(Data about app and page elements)
▼▼▼

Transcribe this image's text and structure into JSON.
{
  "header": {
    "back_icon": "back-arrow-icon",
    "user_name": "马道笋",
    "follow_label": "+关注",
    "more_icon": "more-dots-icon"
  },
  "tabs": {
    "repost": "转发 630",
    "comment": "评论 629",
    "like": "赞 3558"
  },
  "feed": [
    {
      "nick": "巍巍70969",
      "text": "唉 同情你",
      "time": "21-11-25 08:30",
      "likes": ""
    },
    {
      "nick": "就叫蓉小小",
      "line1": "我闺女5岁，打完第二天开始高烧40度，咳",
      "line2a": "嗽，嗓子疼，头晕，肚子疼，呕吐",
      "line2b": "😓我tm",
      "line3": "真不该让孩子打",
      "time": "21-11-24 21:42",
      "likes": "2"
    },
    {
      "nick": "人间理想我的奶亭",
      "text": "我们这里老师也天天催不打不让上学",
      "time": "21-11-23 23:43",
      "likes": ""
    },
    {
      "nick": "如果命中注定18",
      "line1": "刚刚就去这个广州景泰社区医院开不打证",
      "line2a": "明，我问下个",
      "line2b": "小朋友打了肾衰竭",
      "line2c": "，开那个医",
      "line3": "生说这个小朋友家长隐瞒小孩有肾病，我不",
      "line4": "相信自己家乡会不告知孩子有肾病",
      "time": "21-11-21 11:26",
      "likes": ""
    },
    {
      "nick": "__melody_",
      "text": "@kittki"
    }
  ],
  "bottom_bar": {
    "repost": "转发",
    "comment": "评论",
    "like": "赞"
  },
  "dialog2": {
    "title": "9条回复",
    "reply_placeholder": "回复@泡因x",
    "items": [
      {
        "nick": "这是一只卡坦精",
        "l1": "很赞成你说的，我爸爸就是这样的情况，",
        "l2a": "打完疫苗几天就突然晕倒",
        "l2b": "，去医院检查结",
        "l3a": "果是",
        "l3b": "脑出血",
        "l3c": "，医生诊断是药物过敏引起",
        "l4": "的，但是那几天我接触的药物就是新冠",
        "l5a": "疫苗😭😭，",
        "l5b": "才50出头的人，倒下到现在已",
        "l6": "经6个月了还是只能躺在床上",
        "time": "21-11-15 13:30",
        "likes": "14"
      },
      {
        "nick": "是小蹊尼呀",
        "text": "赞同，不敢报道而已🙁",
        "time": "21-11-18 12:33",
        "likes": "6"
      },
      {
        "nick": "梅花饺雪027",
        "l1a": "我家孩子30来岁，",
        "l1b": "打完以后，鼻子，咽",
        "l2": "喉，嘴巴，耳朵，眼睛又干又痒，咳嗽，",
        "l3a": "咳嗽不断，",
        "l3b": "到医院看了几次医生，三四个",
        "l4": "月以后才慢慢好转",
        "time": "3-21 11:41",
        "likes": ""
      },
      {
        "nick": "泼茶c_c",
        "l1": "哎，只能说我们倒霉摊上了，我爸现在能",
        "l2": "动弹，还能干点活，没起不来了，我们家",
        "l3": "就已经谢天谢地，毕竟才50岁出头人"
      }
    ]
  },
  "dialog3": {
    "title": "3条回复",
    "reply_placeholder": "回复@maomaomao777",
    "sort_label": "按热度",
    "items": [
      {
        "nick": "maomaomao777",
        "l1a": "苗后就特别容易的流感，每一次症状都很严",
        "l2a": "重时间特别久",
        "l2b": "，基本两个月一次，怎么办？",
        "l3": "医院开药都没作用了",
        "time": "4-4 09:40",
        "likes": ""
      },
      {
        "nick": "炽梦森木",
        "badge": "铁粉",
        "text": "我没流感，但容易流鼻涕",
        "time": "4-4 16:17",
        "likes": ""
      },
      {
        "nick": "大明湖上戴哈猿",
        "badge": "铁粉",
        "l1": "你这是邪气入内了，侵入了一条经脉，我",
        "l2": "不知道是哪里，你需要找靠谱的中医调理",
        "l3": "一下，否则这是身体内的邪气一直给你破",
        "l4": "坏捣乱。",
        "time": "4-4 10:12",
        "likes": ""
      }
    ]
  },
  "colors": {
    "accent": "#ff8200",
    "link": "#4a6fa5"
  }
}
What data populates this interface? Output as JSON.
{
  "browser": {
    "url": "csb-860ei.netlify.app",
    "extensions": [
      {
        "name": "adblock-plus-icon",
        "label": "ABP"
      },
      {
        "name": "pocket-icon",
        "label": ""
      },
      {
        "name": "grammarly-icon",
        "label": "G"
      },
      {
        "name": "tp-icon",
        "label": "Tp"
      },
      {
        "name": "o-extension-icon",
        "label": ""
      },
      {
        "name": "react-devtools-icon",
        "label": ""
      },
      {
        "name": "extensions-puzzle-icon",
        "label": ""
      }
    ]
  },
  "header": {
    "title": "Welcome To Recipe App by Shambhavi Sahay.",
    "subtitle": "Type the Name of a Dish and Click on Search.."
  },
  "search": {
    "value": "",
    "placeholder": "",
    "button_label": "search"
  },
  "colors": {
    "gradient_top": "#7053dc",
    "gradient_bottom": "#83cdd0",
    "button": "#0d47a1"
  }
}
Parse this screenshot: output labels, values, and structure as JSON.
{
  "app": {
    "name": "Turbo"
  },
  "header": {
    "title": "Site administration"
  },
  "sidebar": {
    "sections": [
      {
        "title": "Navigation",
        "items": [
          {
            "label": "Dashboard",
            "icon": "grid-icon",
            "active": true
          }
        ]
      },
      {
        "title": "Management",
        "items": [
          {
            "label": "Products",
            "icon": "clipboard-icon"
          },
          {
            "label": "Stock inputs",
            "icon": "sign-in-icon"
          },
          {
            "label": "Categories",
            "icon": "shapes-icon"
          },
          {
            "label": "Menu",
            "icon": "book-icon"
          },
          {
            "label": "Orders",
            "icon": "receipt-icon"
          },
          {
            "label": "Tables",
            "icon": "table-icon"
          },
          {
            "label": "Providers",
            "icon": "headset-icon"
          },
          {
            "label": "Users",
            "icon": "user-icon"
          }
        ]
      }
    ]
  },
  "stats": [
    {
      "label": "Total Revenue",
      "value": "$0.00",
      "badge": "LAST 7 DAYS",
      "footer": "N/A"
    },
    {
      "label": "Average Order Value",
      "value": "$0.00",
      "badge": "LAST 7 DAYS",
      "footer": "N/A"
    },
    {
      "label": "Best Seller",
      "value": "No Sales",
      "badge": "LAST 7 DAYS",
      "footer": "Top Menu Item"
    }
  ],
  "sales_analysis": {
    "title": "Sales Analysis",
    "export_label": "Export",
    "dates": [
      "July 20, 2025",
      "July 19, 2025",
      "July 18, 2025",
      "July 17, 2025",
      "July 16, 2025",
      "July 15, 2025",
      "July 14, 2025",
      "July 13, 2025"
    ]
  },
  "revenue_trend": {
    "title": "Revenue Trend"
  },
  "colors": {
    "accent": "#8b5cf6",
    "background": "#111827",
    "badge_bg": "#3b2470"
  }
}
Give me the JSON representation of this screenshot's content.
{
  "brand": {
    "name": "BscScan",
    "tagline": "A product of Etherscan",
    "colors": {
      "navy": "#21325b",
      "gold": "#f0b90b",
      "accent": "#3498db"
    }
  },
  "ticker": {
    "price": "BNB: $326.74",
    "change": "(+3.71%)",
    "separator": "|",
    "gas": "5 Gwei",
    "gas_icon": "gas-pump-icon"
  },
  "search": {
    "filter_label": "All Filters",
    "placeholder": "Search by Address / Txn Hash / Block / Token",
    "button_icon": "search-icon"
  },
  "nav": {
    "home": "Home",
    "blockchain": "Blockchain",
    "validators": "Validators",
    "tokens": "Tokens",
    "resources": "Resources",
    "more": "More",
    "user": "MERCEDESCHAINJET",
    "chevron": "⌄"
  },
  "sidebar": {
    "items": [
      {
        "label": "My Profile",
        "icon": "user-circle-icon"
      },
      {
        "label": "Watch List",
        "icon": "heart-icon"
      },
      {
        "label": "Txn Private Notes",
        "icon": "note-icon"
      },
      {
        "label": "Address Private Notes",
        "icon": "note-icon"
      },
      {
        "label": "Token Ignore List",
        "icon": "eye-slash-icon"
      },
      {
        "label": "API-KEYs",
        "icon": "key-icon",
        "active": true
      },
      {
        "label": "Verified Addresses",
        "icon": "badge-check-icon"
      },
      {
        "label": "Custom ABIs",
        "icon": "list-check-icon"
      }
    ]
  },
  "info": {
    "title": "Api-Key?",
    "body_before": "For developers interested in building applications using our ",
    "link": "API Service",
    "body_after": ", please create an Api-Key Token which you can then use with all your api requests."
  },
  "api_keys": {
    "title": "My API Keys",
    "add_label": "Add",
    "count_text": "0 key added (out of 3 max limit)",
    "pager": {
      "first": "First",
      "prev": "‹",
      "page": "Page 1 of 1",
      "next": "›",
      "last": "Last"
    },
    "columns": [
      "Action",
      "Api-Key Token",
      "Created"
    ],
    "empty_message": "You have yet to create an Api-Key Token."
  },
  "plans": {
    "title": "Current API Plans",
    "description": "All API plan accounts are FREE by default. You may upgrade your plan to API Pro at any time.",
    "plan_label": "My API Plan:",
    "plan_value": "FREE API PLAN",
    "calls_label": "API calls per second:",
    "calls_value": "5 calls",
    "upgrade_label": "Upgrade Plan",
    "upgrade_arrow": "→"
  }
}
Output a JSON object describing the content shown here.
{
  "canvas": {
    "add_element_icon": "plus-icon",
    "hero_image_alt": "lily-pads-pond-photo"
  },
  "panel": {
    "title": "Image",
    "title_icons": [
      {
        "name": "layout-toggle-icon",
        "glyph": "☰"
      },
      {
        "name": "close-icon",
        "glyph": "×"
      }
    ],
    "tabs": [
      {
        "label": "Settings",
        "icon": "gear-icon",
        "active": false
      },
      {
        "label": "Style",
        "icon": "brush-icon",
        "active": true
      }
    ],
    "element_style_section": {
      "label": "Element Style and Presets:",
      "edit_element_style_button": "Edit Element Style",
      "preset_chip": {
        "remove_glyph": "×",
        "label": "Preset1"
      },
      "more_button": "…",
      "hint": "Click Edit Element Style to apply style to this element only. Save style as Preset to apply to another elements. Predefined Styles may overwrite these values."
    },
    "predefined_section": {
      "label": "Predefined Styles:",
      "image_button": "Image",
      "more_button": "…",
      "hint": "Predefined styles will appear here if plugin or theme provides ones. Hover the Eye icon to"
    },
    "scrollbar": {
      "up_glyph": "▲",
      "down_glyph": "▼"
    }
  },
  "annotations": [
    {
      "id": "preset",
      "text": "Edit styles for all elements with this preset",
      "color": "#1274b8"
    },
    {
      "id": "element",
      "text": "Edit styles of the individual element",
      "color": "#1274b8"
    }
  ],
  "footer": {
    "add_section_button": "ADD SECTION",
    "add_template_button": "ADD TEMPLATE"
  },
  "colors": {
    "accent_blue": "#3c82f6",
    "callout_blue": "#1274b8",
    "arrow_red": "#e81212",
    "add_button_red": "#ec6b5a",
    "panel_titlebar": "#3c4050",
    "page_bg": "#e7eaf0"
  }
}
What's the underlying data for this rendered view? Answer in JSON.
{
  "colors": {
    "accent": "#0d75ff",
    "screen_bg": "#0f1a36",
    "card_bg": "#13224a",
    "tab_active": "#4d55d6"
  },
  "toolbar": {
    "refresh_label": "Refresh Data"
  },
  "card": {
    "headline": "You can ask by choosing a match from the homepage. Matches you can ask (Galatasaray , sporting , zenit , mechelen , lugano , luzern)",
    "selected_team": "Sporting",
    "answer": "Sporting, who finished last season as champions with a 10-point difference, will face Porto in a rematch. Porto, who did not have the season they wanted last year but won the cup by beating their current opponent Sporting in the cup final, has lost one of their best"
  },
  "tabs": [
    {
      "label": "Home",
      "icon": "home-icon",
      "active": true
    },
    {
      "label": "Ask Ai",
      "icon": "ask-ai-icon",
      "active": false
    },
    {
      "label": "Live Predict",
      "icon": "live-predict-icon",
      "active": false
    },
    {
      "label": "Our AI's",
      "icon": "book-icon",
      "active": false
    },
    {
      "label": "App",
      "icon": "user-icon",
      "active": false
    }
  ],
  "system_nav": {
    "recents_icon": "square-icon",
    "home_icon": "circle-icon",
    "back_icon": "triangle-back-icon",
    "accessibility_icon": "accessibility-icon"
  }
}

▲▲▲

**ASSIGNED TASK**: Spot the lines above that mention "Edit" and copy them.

**YOUR RESPONSE**:
      "edit_element_style_button": "Edit Element Style",
      "hint": "Click Edit Element Style to apply style to this element only. Save style as Preset to apply to another elements. Predefined Styles may overwrite these values."
      "text": "Edit styles for all elements with this preset",
      "text": "Edit styles of the individual element",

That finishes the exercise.